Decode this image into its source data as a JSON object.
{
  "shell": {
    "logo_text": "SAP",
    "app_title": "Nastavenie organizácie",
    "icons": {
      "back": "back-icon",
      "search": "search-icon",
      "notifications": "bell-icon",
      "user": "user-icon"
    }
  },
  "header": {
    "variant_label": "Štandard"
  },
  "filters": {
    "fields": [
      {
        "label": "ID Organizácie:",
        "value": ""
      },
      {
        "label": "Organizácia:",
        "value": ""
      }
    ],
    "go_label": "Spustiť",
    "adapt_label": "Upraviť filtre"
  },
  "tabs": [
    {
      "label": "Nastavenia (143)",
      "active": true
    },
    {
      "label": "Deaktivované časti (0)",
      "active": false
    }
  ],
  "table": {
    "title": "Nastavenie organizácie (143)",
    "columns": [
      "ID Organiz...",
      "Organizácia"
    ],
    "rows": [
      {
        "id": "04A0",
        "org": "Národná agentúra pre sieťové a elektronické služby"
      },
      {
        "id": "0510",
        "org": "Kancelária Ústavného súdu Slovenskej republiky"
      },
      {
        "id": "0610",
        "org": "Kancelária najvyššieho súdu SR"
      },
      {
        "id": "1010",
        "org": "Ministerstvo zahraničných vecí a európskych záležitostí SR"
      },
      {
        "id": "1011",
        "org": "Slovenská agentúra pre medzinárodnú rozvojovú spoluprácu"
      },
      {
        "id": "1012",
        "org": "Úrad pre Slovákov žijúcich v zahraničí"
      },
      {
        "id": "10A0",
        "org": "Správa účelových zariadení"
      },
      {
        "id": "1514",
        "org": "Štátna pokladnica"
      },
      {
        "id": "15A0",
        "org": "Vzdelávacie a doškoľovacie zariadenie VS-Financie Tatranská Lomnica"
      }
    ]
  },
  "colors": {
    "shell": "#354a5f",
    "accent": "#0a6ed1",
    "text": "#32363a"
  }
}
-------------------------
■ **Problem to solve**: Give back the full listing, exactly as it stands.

■ **Response**:
Decode this image into its source data as a JSON object.
{
  "shell": {
    "logo_text": "SAP",
    "app_title": "Nastavenie organizácie",
    "icons": {
      "back": "back-icon",
      "search": "search-icon",
      "notifications": "bell-icon",
      "user": "user-icon"
    }
  },
  "header": {
    "variant_label": "Štandard"
  },
  "filters": {
    "fields": [
      {
        "label": "ID Organizácie:",
        "value": ""
      },
      {
        "label": "Organizácia:",
        "value": ""
      }
    ],
    "go_label": "Spustiť",
    "adapt_label": "Upraviť filtre"
  },
  "tabs": [
    {
      "label": "Nastavenia (143)",
      "active": true
    },
    {
      "label": "Deaktivované časti (0)",
      "active": false
    }
  ],
  "table": {
    "title": "Nastavenie organizácie (143)",
    "columns": [
      "ID Organiz...",
      "Organizácia"
    ],
    "rows": [
      {
        "id": "04A0",
        "org": "Národná agentúra pre sieťové a elektronické služby"
      },
      {
        "id": "0510",
        "org": "Kancelária Ústavného súdu Slovenskej republiky"
      },
      {
        "id": "0610",
        "org": "Kancelária najvyššieho súdu SR"
      },
      {
        "id": "1010",
        "org": "Ministerstvo zahraničných vecí a európskych záležitostí SR"
      },
      {
        "id": "1011",
        "org": "Slovenská agentúra pre medzinárodnú rozvojovú spoluprácu"
      },
      {
        "id": "1012",
        "org": "Úrad pre Slovákov žijúcich v zahraničí"
      },
      {
        "id": "10A0",
        "org": "Správa účelových zariadení"
      },
      {
        "id": "1514",
        "org": "Štátna pokladnica"
      },
      {
        "id": "15A0",
        "org": "Vzdelávacie a doškoľovacie zariadenie VS-Financie Tatranská Lomnica"
      }
    ]
  },
  "colors": {
    "shell": "#354a5f",
    "accent": "#0a6ed1",
    "text": "#32363a"
  }
}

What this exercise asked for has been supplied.